Exercise ▸ Below are some records. Copy every line in them that holds "title".

Start of Provided records

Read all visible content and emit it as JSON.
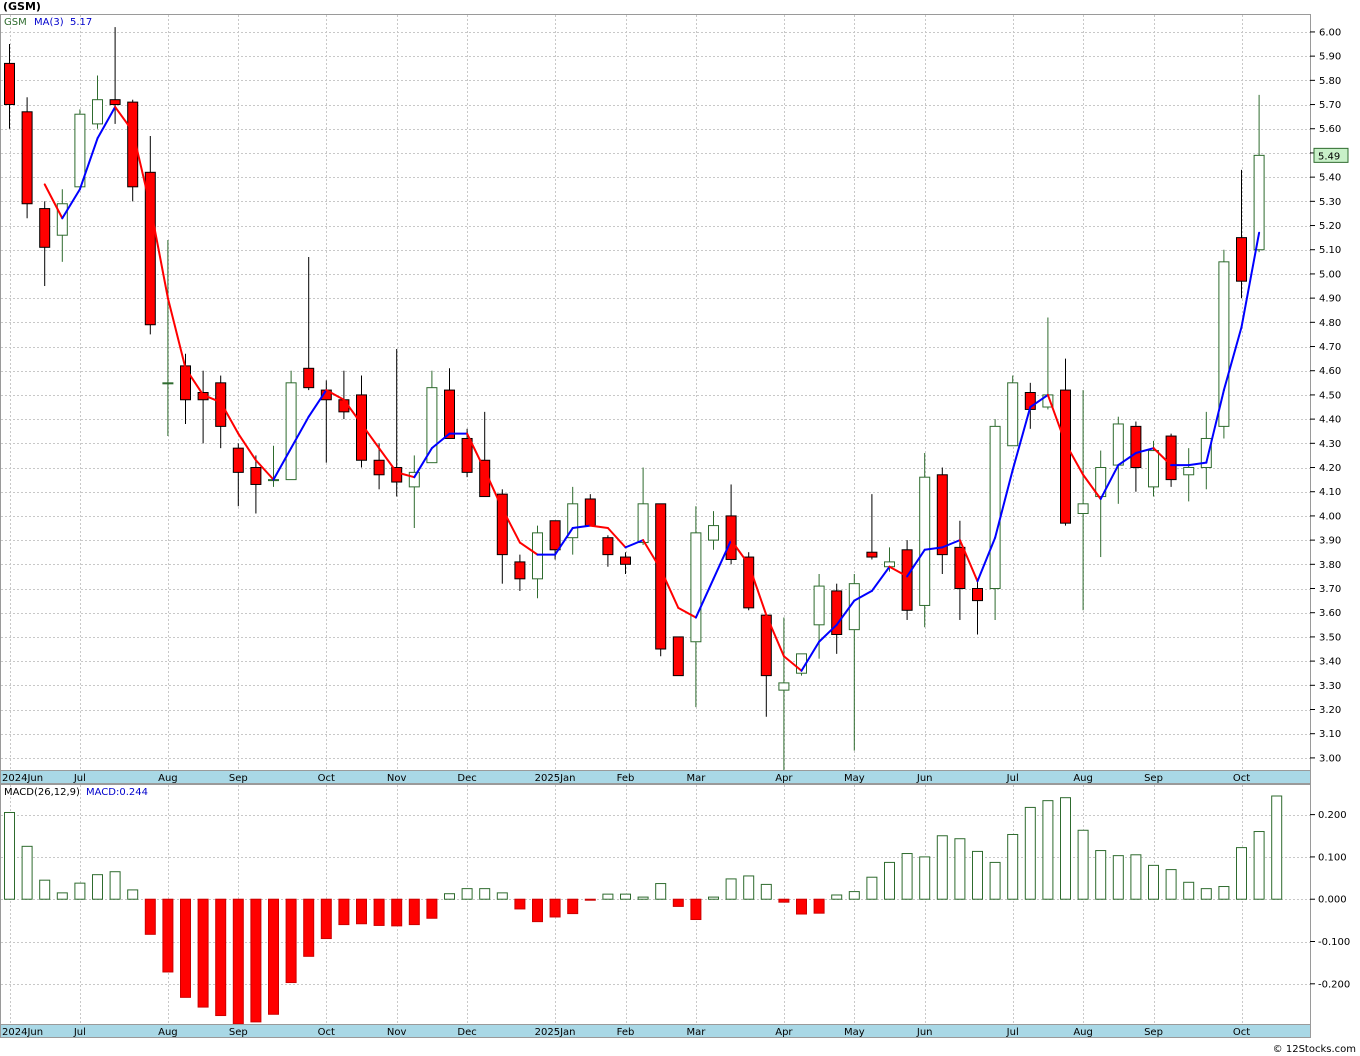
{
  "header": {
    "title": "(GSM)",
    "legend_symbol": "GSM",
    "ma_label": "MA(3)",
    "ma_value": "5.17",
    "last_price": "5.49"
  },
  "macd": {
    "label": "MACD(26,12,9)",
    "value_label": "MACD:0.244"
  },
  "footer": {
    "credit": "© 12Stocks.com"
  },
  "colors": {
    "up_candle": "#2e6b2e",
    "down_candle": "#ff0000",
    "ma_up": "#0000ff",
    "ma_down": "#ff0000",
    "macd_pos": "#2e6b2e",
    "macd_neg": "#ff0000",
    "axis_bar": "#a9d8e6",
    "grid": "#c8c8c8"
  },
  "chart_data": [
    {
      "type": "candlestick",
      "title": "(GSM)",
      "period": "weekly",
      "ylim": [
        2.95,
        6.07
      ],
      "y_ticks": [
        3.0,
        3.1,
        3.2,
        3.3,
        3.4,
        3.5,
        3.6,
        3.7,
        3.8,
        3.9,
        4.0,
        4.1,
        4.2,
        4.3,
        4.4,
        4.5,
        4.6,
        4.7,
        4.8,
        4.9,
        5.0,
        5.1,
        5.2,
        5.3,
        5.4,
        5.5,
        5.6,
        5.7,
        5.8,
        5.9,
        6.0
      ],
      "x_labels": [
        {
          "i": 0,
          "label": "2024Jun"
        },
        {
          "i": 4,
          "label": "Jul"
        },
        {
          "i": 9,
          "label": "Aug"
        },
        {
          "i": 13,
          "label": "Sep"
        },
        {
          "i": 18,
          "label": "Oct"
        },
        {
          "i": 22,
          "label": "Nov"
        },
        {
          "i": 26,
          "label": "Dec"
        },
        {
          "i": 31,
          "label": "2025Jan"
        },
        {
          "i": 35,
          "label": "Feb"
        },
        {
          "i": 39,
          "label": "Mar"
        },
        {
          "i": 44,
          "label": "Apr"
        },
        {
          "i": 48,
          "label": "May"
        },
        {
          "i": 52,
          "label": "Jun"
        },
        {
          "i": 57,
          "label": "Jul"
        },
        {
          "i": 61,
          "label": "Aug"
        },
        {
          "i": 65,
          "label": "Sep"
        },
        {
          "i": 70,
          "label": "Oct"
        }
      ],
      "ohlc": [
        [
          5.87,
          5.95,
          5.6,
          5.7
        ],
        [
          5.67,
          5.73,
          5.23,
          5.29
        ],
        [
          5.27,
          5.3,
          4.95,
          5.11
        ],
        [
          5.16,
          5.35,
          5.05,
          5.29
        ],
        [
          5.36,
          5.68,
          5.36,
          5.66
        ],
        [
          5.62,
          5.82,
          5.6,
          5.72
        ],
        [
          5.72,
          6.02,
          5.62,
          5.7
        ],
        [
          5.71,
          5.72,
          5.3,
          5.36
        ],
        [
          5.42,
          5.57,
          4.75,
          4.79
        ],
        [
          4.55,
          5.14,
          4.33,
          4.55
        ],
        [
          4.62,
          4.67,
          4.38,
          4.48
        ],
        [
          4.51,
          4.6,
          4.3,
          4.48
        ],
        [
          4.55,
          4.58,
          4.28,
          4.37
        ],
        [
          4.28,
          4.3,
          4.04,
          4.18
        ],
        [
          4.2,
          4.25,
          4.01,
          4.13
        ],
        [
          4.15,
          4.29,
          4.12,
          4.15
        ],
        [
          4.15,
          4.6,
          4.15,
          4.55
        ],
        [
          4.61,
          5.07,
          4.52,
          4.53
        ],
        [
          4.52,
          4.56,
          4.22,
          4.48
        ],
        [
          4.48,
          4.6,
          4.4,
          4.43
        ],
        [
          4.5,
          4.58,
          4.2,
          4.23
        ],
        [
          4.23,
          4.3,
          4.11,
          4.17
        ],
        [
          4.2,
          4.69,
          4.08,
          4.14
        ],
        [
          4.12,
          4.25,
          3.95,
          4.18
        ],
        [
          4.22,
          4.6,
          4.22,
          4.53
        ],
        [
          4.52,
          4.61,
          4.32,
          4.32
        ],
        [
          4.32,
          4.36,
          4.16,
          4.18
        ],
        [
          4.23,
          4.43,
          4.12,
          4.08
        ],
        [
          4.09,
          4.11,
          3.72,
          3.84
        ],
        [
          3.81,
          3.84,
          3.69,
          3.74
        ],
        [
          3.74,
          3.96,
          3.66,
          3.93
        ],
        [
          3.98,
          3.98,
          3.82,
          3.86
        ],
        [
          3.91,
          4.12,
          3.84,
          4.05
        ],
        [
          4.07,
          4.09,
          3.97,
          3.96
        ],
        [
          3.91,
          3.92,
          3.79,
          3.84
        ],
        [
          3.83,
          3.85,
          3.76,
          3.8
        ],
        [
          3.89,
          4.2,
          3.88,
          4.05
        ],
        [
          4.05,
          4.05,
          3.42,
          3.45
        ],
        [
          3.5,
          3.5,
          3.35,
          3.34
        ],
        [
          3.48,
          4.04,
          3.21,
          3.93
        ],
        [
          3.9,
          4.02,
          3.86,
          3.96
        ],
        [
          4.0,
          4.13,
          3.8,
          3.82
        ],
        [
          3.83,
          3.85,
          3.61,
          3.62
        ],
        [
          3.59,
          3.59,
          3.17,
          3.34
        ],
        [
          3.28,
          3.58,
          2.95,
          3.31
        ],
        [
          3.35,
          3.42,
          3.34,
          3.43
        ],
        [
          3.55,
          3.76,
          3.41,
          3.71
        ],
        [
          3.69,
          3.72,
          3.43,
          3.51
        ],
        [
          3.53,
          3.76,
          3.03,
          3.72
        ],
        [
          3.85,
          4.09,
          3.82,
          3.83
        ],
        [
          3.79,
          3.87,
          3.77,
          3.81
        ],
        [
          3.86,
          3.9,
          3.57,
          3.61
        ],
        [
          3.63,
          4.26,
          3.54,
          4.16
        ],
        [
          4.17,
          4.2,
          3.76,
          3.84
        ],
        [
          3.87,
          3.98,
          3.57,
          3.7
        ],
        [
          3.7,
          3.74,
          3.51,
          3.65
        ],
        [
          3.7,
          4.4,
          3.57,
          4.37
        ],
        [
          4.29,
          4.58,
          4.29,
          4.55
        ],
        [
          4.51,
          4.55,
          4.36,
          4.44
        ],
        [
          4.45,
          4.82,
          4.44,
          4.5
        ],
        [
          4.52,
          4.65,
          3.96,
          3.97
        ],
        [
          4.01,
          4.52,
          3.61,
          4.05
        ],
        [
          4.08,
          4.27,
          3.83,
          4.2
        ],
        [
          4.21,
          4.41,
          4.05,
          4.38
        ],
        [
          4.37,
          4.39,
          4.1,
          4.2
        ],
        [
          4.12,
          4.31,
          4.08,
          4.27
        ],
        [
          4.33,
          4.34,
          4.12,
          4.15
        ],
        [
          4.17,
          4.28,
          4.06,
          4.2
        ],
        [
          4.2,
          4.43,
          4.11,
          4.32
        ],
        [
          4.37,
          5.1,
          4.32,
          5.05
        ],
        [
          5.15,
          5.43,
          4.9,
          4.97
        ],
        [
          5.1,
          5.74,
          5.09,
          5.49
        ]
      ],
      "ma3": [
        null,
        null,
        5.37,
        5.23,
        5.35,
        5.56,
        5.69,
        5.59,
        5.28,
        4.9,
        4.61,
        4.5,
        4.47,
        4.34,
        4.23,
        4.15,
        4.28,
        4.41,
        4.52,
        4.48,
        4.38,
        4.28,
        4.18,
        4.16,
        4.28,
        4.34,
        4.34,
        4.19,
        4.03,
        3.89,
        3.84,
        3.84,
        3.95,
        3.96,
        3.95,
        3.87,
        3.9,
        3.78,
        3.62,
        3.58,
        3.74,
        3.9,
        3.8,
        3.59,
        3.42,
        3.36,
        3.48,
        3.55,
        3.65,
        3.69,
        3.79,
        3.75,
        3.86,
        3.87,
        3.9,
        3.73,
        3.91,
        4.19,
        4.45,
        4.5,
        4.3,
        4.17,
        4.07,
        4.21,
        4.26,
        4.28,
        4.21,
        4.21,
        4.22,
        4.52,
        4.78,
        5.17
      ]
    },
    {
      "type": "bar",
      "title": "MACD(26,12,9)",
      "ylim": [
        -0.295,
        0.27
      ],
      "y_ticks": [
        -0.2,
        -0.1,
        0.0,
        0.1,
        0.2
      ],
      "values": [
        0.205,
        0.125,
        0.045,
        0.015,
        0.038,
        0.058,
        0.065,
        0.022,
        -0.083,
        -0.172,
        -0.232,
        -0.255,
        -0.275,
        -0.295,
        -0.29,
        -0.272,
        -0.197,
        -0.135,
        -0.093,
        -0.06,
        -0.058,
        -0.062,
        -0.063,
        -0.06,
        -0.045,
        0.013,
        0.025,
        0.025,
        0.015,
        -0.023,
        -0.053,
        -0.042,
        -0.034,
        -0.002,
        0.012,
        0.012,
        0.005,
        0.037,
        -0.017,
        -0.048,
        0.005,
        0.048,
        0.055,
        0.035,
        -0.007,
        -0.035,
        -0.033,
        0.01,
        0.018,
        0.052,
        0.087,
        0.108,
        0.1,
        0.15,
        0.143,
        0.113,
        0.087,
        0.153,
        0.217,
        0.233,
        0.24,
        0.163,
        0.115,
        0.103,
        0.105,
        0.08,
        0.07,
        0.04,
        0.025,
        0.03,
        0.122,
        0.16,
        0.244
      ]
    }
  ]
}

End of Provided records

Answer section ▸
    "title": "(GSM)",
      "title": "(GSM)",
      "title": "MACD(26,12,9)",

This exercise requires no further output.